### WORK TO BE COMPLETED
Tally the lines in the records underneath that contain the string "heading", and state the figure by itself.

*** Block opens ***

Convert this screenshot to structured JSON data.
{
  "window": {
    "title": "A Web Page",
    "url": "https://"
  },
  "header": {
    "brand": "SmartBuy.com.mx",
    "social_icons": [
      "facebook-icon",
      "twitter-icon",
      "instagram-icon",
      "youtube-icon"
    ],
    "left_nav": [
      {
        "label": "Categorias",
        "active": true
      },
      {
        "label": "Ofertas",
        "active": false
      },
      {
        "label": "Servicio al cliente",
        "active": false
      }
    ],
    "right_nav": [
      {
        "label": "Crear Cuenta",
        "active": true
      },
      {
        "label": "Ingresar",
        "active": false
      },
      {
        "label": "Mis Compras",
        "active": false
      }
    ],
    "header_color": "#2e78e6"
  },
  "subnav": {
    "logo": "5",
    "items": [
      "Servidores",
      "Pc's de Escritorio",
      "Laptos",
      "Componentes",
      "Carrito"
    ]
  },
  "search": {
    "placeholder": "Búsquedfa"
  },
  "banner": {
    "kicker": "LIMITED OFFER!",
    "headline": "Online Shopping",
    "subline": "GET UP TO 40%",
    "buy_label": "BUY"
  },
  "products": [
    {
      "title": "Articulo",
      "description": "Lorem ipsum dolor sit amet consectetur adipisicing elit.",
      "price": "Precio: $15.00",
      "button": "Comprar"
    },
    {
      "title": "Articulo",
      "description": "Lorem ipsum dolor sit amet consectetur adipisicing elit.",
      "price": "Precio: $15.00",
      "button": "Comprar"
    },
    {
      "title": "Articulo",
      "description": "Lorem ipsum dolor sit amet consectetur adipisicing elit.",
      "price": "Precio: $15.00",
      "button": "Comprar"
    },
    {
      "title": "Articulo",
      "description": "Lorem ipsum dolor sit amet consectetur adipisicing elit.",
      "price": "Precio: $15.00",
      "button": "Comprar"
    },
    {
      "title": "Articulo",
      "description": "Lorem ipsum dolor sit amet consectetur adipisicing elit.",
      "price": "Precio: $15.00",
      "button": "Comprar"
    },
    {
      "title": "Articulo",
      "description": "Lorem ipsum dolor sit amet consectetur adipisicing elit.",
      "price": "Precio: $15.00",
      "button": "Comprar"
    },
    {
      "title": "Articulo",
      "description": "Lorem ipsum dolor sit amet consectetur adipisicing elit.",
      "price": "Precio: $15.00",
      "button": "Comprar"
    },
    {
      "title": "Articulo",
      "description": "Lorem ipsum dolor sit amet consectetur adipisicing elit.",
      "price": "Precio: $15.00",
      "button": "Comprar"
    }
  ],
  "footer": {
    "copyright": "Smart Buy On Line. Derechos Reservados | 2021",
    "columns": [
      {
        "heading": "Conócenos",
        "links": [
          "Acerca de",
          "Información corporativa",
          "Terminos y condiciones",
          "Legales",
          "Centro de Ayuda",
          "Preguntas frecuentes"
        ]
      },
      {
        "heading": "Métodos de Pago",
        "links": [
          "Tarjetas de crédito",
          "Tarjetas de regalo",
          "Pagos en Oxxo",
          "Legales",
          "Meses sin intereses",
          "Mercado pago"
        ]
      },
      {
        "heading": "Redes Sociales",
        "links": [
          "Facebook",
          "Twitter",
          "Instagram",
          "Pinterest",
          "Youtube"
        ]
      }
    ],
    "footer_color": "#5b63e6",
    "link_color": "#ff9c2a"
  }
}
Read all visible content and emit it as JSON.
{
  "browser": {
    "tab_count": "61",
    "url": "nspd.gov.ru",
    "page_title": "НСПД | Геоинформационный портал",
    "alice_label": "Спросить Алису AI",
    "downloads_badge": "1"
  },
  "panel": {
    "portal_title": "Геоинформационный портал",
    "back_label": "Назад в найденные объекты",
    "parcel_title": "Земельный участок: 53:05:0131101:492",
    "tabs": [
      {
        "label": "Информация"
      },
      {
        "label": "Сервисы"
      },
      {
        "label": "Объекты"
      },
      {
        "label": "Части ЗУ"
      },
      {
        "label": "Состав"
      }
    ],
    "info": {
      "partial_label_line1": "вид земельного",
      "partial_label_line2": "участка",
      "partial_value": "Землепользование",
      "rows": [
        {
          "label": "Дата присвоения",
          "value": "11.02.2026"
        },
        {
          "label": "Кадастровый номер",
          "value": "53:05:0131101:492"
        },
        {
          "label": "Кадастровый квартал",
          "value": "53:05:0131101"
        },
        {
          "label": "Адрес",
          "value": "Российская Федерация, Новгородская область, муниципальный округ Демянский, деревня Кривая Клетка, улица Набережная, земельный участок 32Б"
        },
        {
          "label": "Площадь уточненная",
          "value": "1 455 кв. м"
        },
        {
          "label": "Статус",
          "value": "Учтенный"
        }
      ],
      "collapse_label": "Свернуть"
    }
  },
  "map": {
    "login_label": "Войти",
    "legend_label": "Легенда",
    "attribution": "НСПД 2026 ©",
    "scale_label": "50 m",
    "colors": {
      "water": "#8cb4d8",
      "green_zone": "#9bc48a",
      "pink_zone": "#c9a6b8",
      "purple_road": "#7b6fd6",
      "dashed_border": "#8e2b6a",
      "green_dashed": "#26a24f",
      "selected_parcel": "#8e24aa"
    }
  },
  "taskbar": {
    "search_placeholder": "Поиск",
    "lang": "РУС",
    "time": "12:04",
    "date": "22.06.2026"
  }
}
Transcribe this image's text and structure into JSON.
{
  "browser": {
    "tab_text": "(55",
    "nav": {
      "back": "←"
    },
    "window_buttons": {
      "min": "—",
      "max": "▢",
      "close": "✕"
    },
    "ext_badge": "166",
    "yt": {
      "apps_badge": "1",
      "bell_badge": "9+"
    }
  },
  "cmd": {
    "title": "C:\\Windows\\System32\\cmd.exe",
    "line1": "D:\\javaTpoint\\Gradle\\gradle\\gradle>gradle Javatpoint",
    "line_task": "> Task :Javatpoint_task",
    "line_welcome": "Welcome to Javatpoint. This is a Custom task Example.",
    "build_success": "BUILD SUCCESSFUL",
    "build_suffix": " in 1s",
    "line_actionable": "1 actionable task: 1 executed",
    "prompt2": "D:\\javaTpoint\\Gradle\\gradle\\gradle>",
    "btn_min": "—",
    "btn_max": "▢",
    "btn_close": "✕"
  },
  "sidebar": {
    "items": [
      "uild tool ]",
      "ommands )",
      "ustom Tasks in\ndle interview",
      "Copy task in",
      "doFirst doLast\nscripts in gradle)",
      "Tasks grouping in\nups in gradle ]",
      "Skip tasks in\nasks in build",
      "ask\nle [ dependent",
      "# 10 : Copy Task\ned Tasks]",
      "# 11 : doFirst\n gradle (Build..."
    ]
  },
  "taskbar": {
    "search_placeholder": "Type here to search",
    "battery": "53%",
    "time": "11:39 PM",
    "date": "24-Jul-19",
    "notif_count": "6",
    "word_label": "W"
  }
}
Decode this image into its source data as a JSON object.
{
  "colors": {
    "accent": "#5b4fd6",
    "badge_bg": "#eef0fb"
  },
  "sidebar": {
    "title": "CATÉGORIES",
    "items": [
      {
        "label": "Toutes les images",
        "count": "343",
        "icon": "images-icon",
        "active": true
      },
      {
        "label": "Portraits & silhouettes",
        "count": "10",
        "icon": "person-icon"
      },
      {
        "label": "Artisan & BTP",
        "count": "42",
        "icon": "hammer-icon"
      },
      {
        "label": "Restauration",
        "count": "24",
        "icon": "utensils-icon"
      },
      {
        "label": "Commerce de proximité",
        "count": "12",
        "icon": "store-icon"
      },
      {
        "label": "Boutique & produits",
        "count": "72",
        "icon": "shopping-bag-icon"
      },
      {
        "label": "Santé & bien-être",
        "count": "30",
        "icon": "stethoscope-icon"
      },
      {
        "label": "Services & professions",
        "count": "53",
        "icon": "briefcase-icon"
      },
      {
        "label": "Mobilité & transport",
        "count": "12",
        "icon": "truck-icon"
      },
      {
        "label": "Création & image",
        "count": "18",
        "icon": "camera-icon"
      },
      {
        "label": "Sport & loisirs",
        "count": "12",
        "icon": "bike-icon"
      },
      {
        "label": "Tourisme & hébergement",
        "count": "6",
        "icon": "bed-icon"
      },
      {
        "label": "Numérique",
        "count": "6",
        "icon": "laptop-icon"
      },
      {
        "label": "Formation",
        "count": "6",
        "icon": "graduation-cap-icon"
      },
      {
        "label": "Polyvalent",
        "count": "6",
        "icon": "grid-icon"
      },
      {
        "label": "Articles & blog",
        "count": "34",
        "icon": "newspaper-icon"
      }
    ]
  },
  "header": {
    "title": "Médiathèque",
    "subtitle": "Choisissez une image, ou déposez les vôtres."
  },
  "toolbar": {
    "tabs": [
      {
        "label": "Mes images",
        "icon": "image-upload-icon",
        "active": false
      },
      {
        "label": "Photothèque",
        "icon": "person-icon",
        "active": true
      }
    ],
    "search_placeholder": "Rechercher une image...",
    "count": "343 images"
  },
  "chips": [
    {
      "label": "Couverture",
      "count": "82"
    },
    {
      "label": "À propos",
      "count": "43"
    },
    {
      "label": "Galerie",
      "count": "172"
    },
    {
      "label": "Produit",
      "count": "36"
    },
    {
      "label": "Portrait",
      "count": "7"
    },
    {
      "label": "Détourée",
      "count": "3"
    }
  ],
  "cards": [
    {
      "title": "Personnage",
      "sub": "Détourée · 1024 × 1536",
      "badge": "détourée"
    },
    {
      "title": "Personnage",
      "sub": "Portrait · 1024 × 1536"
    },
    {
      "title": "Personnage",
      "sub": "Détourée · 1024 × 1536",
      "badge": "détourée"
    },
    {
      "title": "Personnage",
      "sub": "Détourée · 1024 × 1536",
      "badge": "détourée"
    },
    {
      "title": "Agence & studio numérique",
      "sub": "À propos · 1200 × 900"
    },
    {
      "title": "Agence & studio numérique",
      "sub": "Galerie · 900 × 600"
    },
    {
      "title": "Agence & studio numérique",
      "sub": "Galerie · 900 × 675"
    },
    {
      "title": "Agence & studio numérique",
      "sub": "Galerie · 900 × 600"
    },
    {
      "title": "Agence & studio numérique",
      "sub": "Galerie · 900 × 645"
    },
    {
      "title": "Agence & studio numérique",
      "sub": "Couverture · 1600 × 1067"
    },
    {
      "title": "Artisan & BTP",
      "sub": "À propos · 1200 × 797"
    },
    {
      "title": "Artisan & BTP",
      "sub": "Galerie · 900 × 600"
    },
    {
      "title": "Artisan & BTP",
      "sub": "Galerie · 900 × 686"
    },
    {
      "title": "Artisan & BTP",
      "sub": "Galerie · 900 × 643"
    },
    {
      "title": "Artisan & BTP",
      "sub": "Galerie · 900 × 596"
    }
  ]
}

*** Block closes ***

### WRITTEN SOLUTION
3